EXERCISE DETAILS =>
Tell me, please, how many lines in the records below include the word "icon". Give no more than the number.

Items from a dataset
*** Block opens ***
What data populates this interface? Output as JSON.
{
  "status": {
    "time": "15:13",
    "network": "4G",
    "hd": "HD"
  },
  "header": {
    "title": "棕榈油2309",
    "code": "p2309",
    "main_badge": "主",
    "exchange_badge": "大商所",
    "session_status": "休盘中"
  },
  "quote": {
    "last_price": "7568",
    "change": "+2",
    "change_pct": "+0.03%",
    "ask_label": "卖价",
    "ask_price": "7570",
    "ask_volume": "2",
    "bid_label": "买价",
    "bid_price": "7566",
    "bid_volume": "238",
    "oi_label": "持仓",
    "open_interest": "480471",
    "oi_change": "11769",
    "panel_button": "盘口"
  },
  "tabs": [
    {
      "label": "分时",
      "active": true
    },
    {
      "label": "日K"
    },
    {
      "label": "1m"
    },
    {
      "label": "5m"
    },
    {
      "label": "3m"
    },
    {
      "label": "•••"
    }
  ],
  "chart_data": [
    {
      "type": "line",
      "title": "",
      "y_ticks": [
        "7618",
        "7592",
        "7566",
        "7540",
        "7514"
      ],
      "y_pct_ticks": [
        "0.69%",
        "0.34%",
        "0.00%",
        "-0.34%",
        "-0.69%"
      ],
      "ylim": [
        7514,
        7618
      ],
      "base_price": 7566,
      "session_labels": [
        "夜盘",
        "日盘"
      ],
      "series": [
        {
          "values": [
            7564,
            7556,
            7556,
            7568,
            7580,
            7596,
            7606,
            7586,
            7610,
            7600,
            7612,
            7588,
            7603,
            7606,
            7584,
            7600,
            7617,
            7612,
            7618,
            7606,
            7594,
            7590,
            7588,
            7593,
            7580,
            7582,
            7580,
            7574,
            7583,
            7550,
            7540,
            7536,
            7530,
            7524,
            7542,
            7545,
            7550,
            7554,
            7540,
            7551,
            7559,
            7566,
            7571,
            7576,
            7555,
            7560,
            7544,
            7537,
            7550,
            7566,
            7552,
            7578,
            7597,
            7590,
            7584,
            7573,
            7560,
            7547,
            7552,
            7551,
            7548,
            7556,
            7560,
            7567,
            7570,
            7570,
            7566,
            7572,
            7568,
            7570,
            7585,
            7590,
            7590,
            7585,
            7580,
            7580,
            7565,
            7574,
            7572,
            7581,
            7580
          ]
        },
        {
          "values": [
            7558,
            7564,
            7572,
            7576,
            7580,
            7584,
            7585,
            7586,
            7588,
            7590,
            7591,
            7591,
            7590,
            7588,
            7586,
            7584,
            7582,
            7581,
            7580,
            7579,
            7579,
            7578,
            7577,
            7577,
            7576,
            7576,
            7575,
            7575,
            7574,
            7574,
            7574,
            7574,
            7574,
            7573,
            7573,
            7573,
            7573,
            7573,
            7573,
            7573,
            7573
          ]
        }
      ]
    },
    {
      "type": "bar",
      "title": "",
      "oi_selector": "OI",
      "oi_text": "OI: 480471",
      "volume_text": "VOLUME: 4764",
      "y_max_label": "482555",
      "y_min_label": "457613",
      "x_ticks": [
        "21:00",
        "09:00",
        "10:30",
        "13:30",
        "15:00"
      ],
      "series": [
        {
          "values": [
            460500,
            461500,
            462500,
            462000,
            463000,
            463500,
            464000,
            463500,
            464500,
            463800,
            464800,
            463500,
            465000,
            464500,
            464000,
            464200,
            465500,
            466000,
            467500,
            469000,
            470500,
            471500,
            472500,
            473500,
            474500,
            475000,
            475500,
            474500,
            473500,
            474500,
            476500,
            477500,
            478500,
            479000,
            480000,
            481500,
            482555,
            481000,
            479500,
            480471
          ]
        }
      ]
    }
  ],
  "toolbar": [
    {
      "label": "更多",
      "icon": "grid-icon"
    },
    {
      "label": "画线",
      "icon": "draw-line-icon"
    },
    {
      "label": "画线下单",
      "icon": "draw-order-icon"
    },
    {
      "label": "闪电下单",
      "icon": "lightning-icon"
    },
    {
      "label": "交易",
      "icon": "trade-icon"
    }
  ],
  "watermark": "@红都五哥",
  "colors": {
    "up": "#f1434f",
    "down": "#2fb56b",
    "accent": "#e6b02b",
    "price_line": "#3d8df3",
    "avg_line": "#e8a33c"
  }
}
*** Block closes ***
RESULT BELOW =>
5